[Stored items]
--*--
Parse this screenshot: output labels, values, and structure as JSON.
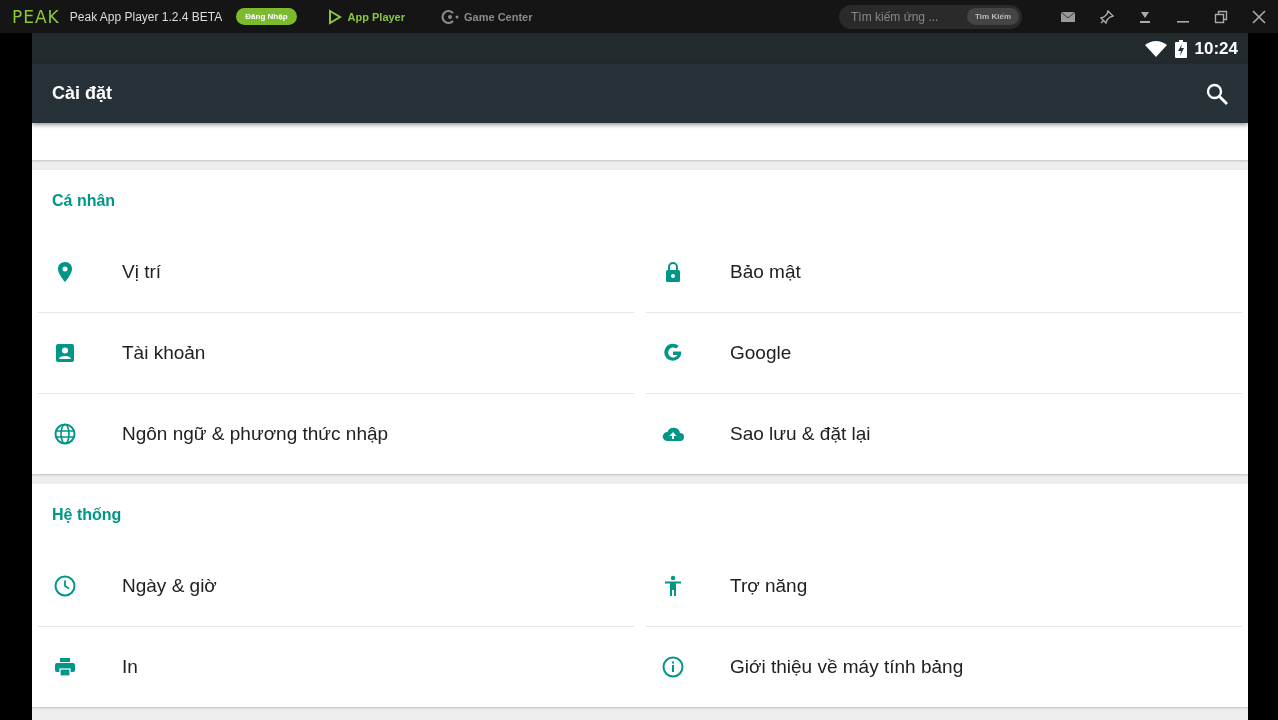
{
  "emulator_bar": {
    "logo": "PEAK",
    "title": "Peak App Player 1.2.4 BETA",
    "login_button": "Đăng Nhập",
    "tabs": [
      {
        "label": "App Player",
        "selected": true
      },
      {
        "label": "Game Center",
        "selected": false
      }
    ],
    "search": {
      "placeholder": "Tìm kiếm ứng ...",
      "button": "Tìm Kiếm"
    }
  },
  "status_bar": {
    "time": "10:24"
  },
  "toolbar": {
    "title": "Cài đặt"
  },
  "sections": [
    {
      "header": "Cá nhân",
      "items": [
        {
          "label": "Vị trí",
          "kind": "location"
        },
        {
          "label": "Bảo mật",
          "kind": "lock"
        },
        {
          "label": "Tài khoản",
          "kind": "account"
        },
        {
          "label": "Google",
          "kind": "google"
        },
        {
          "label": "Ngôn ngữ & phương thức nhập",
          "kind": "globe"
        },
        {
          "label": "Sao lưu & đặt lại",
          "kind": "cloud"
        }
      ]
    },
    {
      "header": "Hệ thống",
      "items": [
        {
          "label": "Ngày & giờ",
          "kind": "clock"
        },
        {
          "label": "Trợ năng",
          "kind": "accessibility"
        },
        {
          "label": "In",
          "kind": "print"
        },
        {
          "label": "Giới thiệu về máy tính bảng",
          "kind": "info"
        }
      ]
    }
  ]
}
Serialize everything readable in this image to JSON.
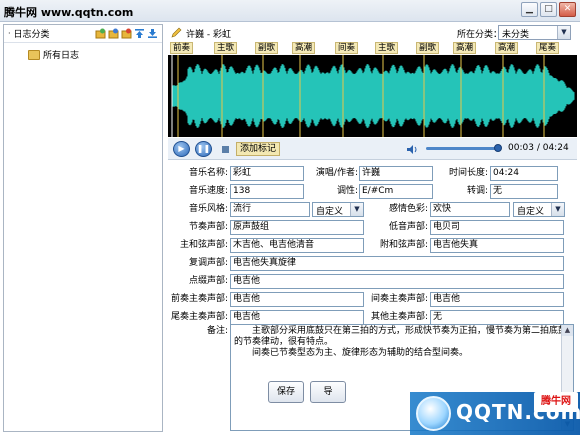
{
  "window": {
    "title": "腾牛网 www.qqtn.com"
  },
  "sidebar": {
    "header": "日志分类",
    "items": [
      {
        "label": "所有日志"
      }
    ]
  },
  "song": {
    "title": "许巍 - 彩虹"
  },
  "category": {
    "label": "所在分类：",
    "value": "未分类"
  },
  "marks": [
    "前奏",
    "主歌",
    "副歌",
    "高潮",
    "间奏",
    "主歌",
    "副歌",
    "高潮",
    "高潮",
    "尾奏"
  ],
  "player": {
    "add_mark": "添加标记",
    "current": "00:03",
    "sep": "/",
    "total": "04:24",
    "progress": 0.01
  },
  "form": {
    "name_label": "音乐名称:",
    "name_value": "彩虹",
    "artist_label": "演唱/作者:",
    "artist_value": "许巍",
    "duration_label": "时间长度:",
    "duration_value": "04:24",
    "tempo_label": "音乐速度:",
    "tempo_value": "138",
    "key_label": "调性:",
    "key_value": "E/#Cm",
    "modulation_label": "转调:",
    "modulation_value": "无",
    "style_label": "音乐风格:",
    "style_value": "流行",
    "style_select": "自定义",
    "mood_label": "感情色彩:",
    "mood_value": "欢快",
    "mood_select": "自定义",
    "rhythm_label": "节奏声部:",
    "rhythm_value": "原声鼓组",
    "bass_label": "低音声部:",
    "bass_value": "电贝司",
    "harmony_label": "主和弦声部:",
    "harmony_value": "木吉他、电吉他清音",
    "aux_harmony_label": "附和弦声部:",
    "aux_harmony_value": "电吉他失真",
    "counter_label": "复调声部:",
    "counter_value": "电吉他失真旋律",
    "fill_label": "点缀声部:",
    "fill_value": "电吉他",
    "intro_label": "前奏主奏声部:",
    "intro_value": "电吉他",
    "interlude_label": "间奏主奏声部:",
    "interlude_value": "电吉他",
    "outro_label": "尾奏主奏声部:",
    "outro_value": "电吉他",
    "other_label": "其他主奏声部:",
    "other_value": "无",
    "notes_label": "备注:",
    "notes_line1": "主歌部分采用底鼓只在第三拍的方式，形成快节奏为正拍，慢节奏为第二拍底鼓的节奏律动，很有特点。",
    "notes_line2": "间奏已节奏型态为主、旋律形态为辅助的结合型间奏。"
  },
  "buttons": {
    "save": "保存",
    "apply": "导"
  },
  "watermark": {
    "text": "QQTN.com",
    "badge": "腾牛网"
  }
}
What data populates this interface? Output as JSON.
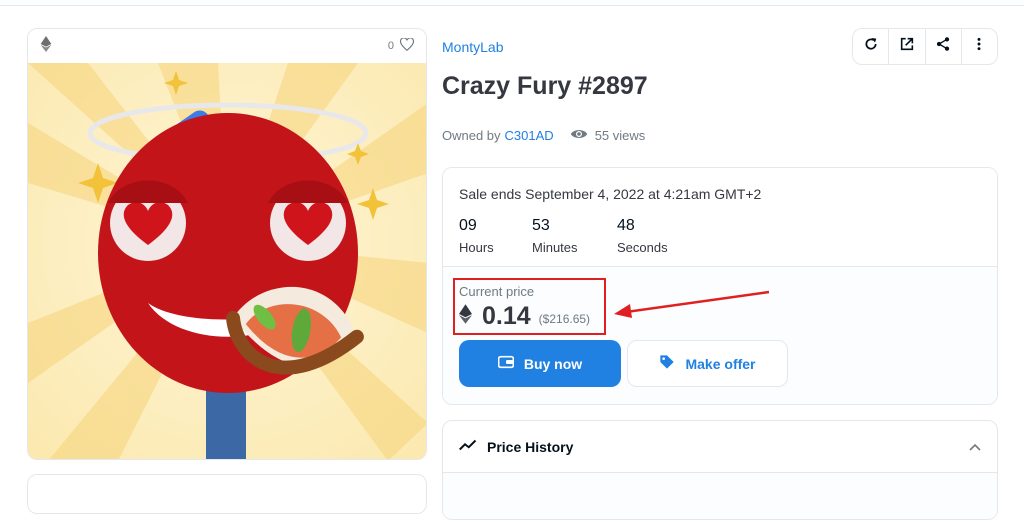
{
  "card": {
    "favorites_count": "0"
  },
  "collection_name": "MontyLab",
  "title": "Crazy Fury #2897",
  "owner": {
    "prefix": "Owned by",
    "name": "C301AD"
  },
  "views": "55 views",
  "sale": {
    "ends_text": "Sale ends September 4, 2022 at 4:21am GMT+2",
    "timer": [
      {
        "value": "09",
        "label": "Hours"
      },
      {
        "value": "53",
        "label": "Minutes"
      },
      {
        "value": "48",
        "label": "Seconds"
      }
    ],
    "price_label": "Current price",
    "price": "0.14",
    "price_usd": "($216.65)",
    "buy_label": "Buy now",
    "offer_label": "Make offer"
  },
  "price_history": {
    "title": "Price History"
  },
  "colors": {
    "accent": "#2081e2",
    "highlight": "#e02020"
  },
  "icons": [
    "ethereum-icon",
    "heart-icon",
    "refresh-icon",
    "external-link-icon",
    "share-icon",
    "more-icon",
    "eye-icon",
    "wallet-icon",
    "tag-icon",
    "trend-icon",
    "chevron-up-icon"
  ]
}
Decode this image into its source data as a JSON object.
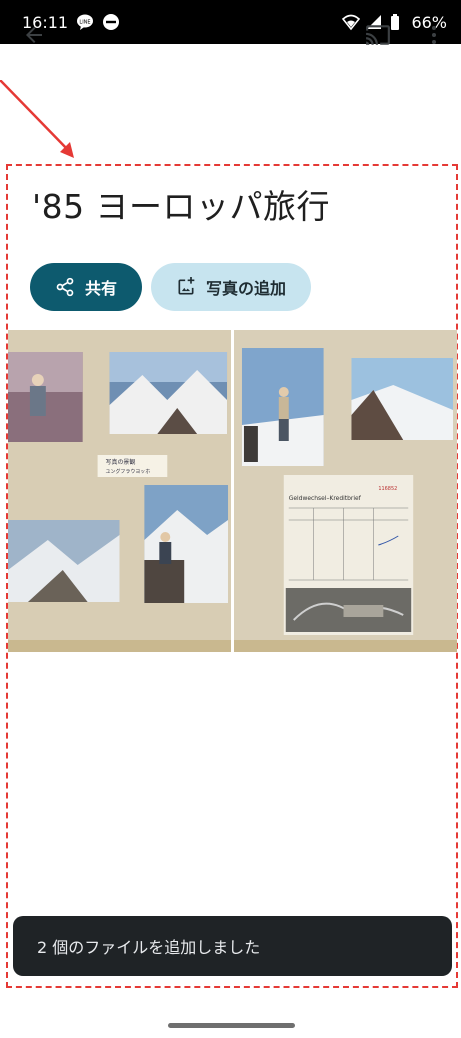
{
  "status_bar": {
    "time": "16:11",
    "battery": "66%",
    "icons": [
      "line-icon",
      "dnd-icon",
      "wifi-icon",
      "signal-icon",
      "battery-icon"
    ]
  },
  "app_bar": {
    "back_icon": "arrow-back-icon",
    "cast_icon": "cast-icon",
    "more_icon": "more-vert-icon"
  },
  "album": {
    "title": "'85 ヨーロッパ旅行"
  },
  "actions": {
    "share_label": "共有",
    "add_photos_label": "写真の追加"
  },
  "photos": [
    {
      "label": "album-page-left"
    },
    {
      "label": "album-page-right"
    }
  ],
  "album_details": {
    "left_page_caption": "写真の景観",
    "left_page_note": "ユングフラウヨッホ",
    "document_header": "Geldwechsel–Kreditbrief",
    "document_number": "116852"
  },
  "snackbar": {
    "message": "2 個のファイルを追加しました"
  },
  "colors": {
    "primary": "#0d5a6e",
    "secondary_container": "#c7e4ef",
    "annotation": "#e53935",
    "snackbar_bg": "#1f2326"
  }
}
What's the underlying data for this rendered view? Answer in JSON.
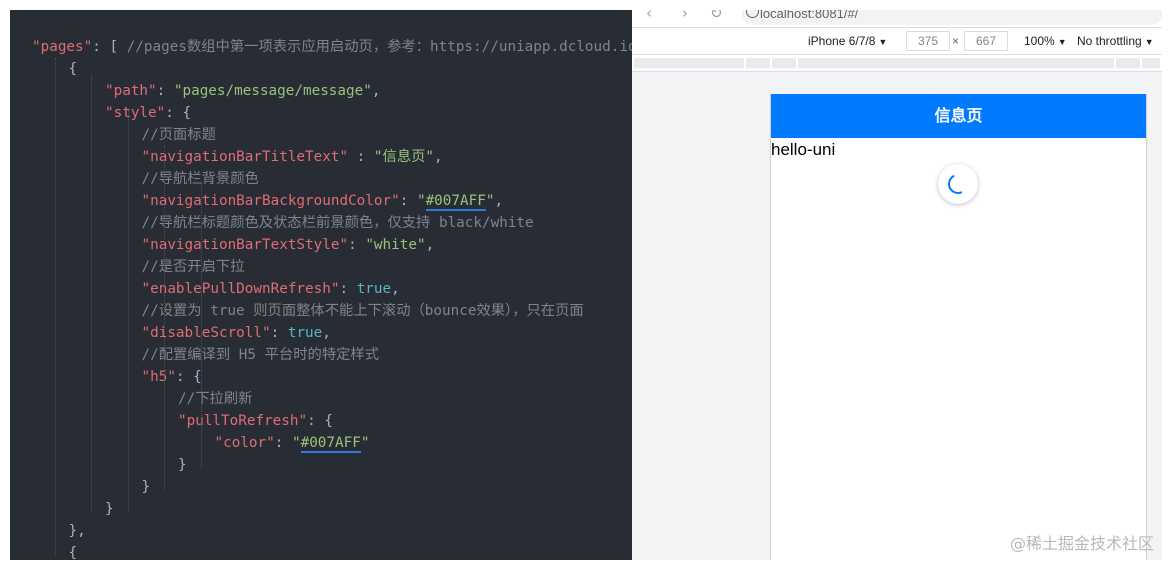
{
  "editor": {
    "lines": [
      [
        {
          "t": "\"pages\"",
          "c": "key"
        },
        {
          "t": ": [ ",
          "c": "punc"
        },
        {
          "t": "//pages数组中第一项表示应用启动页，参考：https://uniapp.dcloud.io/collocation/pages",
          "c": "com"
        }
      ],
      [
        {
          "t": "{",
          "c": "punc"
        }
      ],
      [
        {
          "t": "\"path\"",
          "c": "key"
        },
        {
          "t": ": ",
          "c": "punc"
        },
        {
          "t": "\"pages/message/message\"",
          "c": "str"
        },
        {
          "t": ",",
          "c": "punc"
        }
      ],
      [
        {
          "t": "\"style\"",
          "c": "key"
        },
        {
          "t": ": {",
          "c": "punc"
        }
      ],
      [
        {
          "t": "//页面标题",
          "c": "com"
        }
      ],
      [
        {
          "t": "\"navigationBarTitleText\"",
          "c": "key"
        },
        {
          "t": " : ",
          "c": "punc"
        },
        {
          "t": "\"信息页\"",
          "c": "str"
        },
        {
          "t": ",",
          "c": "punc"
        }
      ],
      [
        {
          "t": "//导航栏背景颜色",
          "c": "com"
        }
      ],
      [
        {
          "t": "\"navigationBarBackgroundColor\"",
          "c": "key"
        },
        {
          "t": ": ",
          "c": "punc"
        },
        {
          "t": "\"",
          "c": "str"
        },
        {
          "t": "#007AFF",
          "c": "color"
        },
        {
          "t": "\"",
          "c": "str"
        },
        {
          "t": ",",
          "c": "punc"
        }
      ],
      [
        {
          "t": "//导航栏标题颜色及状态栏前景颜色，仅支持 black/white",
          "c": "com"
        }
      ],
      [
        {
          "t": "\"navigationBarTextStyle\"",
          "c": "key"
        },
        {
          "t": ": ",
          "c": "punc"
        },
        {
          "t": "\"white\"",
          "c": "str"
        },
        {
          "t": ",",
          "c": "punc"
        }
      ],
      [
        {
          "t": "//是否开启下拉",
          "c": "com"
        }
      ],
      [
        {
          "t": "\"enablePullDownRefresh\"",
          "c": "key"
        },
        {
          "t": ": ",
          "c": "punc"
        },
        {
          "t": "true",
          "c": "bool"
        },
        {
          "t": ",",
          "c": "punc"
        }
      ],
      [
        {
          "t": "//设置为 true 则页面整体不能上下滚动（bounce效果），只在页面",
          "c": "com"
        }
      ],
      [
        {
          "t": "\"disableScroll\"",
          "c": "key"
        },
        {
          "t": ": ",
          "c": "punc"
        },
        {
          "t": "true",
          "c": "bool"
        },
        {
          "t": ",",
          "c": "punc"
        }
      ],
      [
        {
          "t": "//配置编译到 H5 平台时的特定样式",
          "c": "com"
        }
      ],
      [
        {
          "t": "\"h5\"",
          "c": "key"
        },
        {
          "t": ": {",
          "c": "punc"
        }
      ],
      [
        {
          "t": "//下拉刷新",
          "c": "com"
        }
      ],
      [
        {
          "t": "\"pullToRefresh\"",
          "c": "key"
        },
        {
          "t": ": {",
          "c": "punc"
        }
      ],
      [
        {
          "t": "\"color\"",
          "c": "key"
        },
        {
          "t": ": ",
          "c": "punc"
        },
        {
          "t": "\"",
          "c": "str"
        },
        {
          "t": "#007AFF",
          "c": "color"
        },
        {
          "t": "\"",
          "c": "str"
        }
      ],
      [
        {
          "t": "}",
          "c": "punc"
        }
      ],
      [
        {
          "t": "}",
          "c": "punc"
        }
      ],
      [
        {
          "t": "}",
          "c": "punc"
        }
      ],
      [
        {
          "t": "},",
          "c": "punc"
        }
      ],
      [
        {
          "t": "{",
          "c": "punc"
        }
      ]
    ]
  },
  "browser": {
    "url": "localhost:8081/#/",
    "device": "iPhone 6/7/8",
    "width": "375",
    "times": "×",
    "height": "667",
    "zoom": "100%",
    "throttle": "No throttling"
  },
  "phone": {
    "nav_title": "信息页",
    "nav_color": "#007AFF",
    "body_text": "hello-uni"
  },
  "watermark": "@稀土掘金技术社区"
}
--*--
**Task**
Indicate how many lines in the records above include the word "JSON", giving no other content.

**Result of this exercise**
5